- Walpoliana, No. 141.
- The gratitude of place-expectants is a lively sense of future favours.
- Reported in Bartlett's Familiar Quotations, 10th ed. (1919), stating "Hazlitt, in his Wit and Humour, says, 'This is Walpole’s phrase'". Compare: "La reconnaissance de la plupart des hommes n'est qu'une secrète envie de recevoir de plus grands bienfaits" (translated: "The gratitude of most men is but a secret desire of receiving greater benefits"), François de La Rochefoucauld, Maxim 298.
Quotes about Walpole
- He was an honorable man and a sound Whig. He was not, as the Jacobites and discontented Whigs of his time have represented him, and as ill-informed people still represent him, a prodigal and corrupt minister.
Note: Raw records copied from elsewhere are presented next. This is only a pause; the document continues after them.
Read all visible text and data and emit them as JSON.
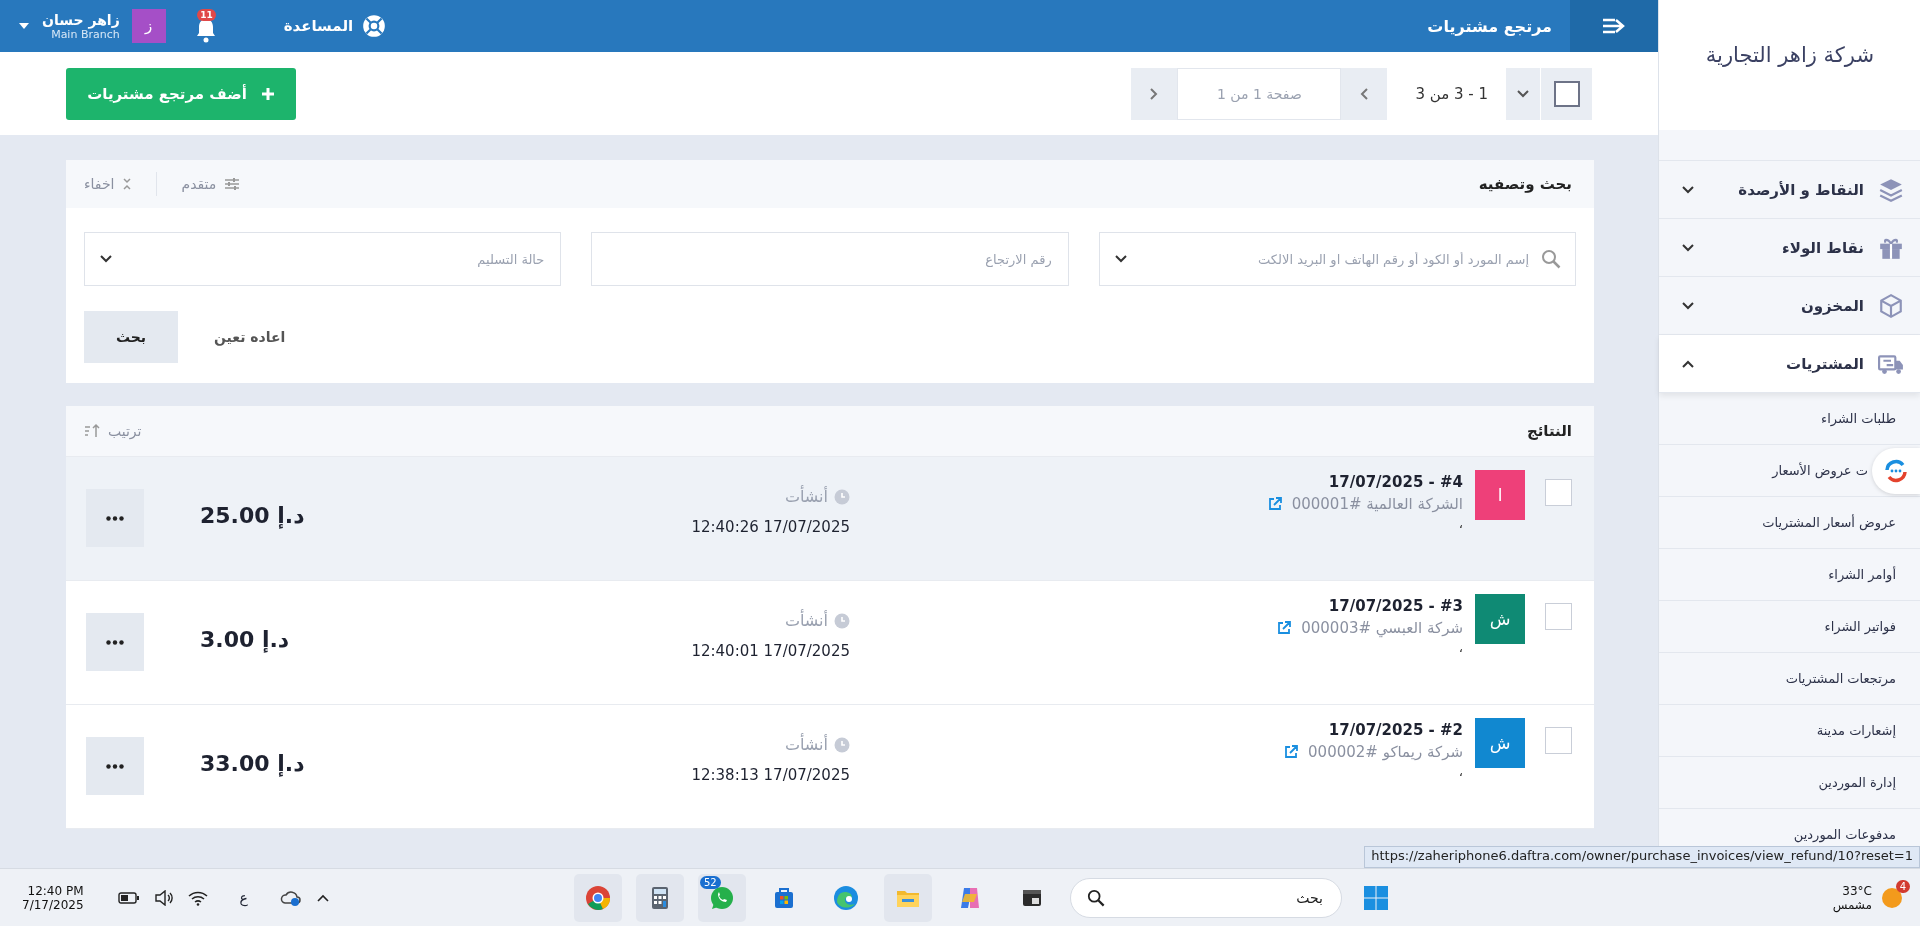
{
  "header": {
    "title": "مرتجع مشتريات",
    "help": "المساعدة",
    "notifications": "11",
    "user": {
      "initial": "ز",
      "name": "زاهر حسان",
      "branch": "Main Branch"
    }
  },
  "sidebar": {
    "company": "شركة زاهر التجارية",
    "items": [
      {
        "label": "النقاط و الأرصدة",
        "expanded": false
      },
      {
        "label": "نقاط الولاء",
        "expanded": false
      },
      {
        "label": "المخزون",
        "expanded": false
      },
      {
        "label": "المشتريات",
        "expanded": true,
        "children": [
          {
            "label": "طلبات الشراء"
          },
          {
            "label": "ت عروض الأسعار"
          },
          {
            "label": "عروض أسعار المشتريات"
          },
          {
            "label": "أوامر الشراء"
          },
          {
            "label": "فواتير الشراء"
          },
          {
            "label": "مرتجعات المشتريات"
          },
          {
            "label": "إشعارات مدينة"
          },
          {
            "label": "إدارة الموردين"
          },
          {
            "label": "مدفوعات الموردين"
          }
        ]
      }
    ]
  },
  "toolbar": {
    "select_all": {
      "checked": false
    },
    "range": "1 - 3 من 3",
    "page": {
      "placeholder": "صفحة 1 من 1"
    },
    "add_button": "أضف مرتجع مشتريات"
  },
  "search": {
    "title": "بحث وتصفيه",
    "advanced": "متقدم",
    "hide": "اخفاء",
    "fields": [
      {
        "kind": "search-select",
        "placeholder": "إسم المورد أو الكود أو رقم الهاتف او البريد الالكت"
      },
      {
        "kind": "text",
        "placeholder": "رقم الارتجاع"
      },
      {
        "kind": "select",
        "placeholder": "حالة التسليم"
      }
    ],
    "reset": "اعاده تعين",
    "submit": "بحث"
  },
  "results": {
    "title": "النتائج",
    "sort": "ترتيب",
    "rows": [
      {
        "checked": false,
        "hovered": true,
        "initial": "ا",
        "color": "#ee4079",
        "title": "#4 - 17/07/2025",
        "supplier": "الشركة العالمية #000001",
        "note": "،",
        "created_label": "أنشأت",
        "created": "12:40:26 17/07/2025",
        "amount": "25.00 د.إ"
      },
      {
        "checked": false,
        "hovered": false,
        "initial": "ش",
        "color": "#0f8a74",
        "title": "#3 - 17/07/2025",
        "supplier": "شركة العبسي #000003",
        "note": "،",
        "created_label": "أنشأت",
        "created": "12:40:01 17/07/2025",
        "amount": "3.00 د.إ"
      },
      {
        "checked": false,
        "hovered": false,
        "initial": "ش",
        "color": "#1188d0",
        "title": "#2 - 17/07/2025",
        "supplier": "شركة ريماكو #000002",
        "note": "،",
        "created_label": "أنشأت",
        "created": "12:38:13 17/07/2025",
        "amount": "33.00 د.إ"
      }
    ]
  },
  "status_url": "https://zaheriphone6.daftra.com/owner/purchase_invoices/view_refund/10?reset=1",
  "taskbar": {
    "time": "12:40 PM",
    "date": "7/17/2025",
    "language": "ع",
    "whatsapp_badge": "52",
    "search": {
      "placeholder": "بحث"
    },
    "weather": {
      "temperature": "33°C",
      "condition": "مشمس",
      "badge": "4"
    }
  }
}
They charged him in their libels and seditious conversations as having first reduced corruption to a system. Such was their cant. But he was far from governing by corruption. He governed by party attachments. The charge of systematic corruption is less applicable to him, perhaps, than to any minister who ever served the crown for so great a length of time. He gained over very few from the Opposition. Without being a genius of the first class, he was an intelligent, prudent, and safe minister. He loved peace; and he helped to communicate the same disposition to nations at least as warlike and restless as that in which he had the chief direction of affairs. ... With many virtues, public and private, he had his faults; but his faults were superficial. A careless, coarse, and over familiar style of discourse, without sufficient regard to persons or occasions, and an almost total want of political decorum, were the errours by which he was most hurt in the public opinion: and those through which his enemies obtained the greatest advantage over him. But justice must be done. The prudence, steadiness, and vigilance of that man, joined to the greatest possible lenity in his character and his politics, preserved the crown to this royal family; and with it, their laws and liberties to this country.
- Edmund Burke, An Appeal from the New to the Old Whigs  (1962), pp. 62–63
- In private life he was good natured, Chearfull, social. Inelegant in his manners, loose in his morals. He had a coarse wit, which he was too free of for a Man in his Station, as it is always inconsistent with dignity. He was very able as a Minister, but without a certain Elevation of mind...He was both the ablest Parliament man, and the ablest manager of a Parliament, that I believe ever lived...Money, not Prerogative, was the chief Engine of his administration, and he employed it with a success that in a manner disgraced humanity...When he found any body proof, against pecuniary temptations, which alass! was but seldom, he had recourse to still a worse art. For he laughed at and ridiculed all notions of Publick virtue, and the love of one's Country, calling them the Chimerical school boy flights of Classical learning; declaring himself at the same time, No Saint, no Spartan, no reformer. He would frequently ask young fellows at their first appearance in the world, while their honest hearts were yet untainted, well are you to be an old Roman? a Patriot? you will soon come off of that, and grow wiser. And thus he was more dangerous to the morals, than to the libertys of his country, to which I am persuaded that he meaned no ill in his heart. ... His Name will not be recorded in History among the best men, or the best Ministers, but much much less ought it to be ranked among the worst.
- Lord Chesterfield, quoted in Colin Franklin (ed.), Lord Chesterfield. His Character and 'Characters' (1993), p. 114
- For twenty years Walpole had just held in check those aspirations natural to a society which was faced with enormous possibilities of commercial expansion, a society which had, too, the capacity to seize its chances and the wealth and men needed to exploit them. Walpole had avoided wars and kept the peace because he believed England existed for the sake of men of substance, who gained from security and low taxation, and not for the sake of rash commercial adventurers. ... England has never known a prime minister more adroit in handling men than Walpole, but he was too rooted in reality, too sensitive to the everyday world to be a great statesman.
- J. H. Plumb, England in the Eighteenth Century (1950, 1964), pp. 72-73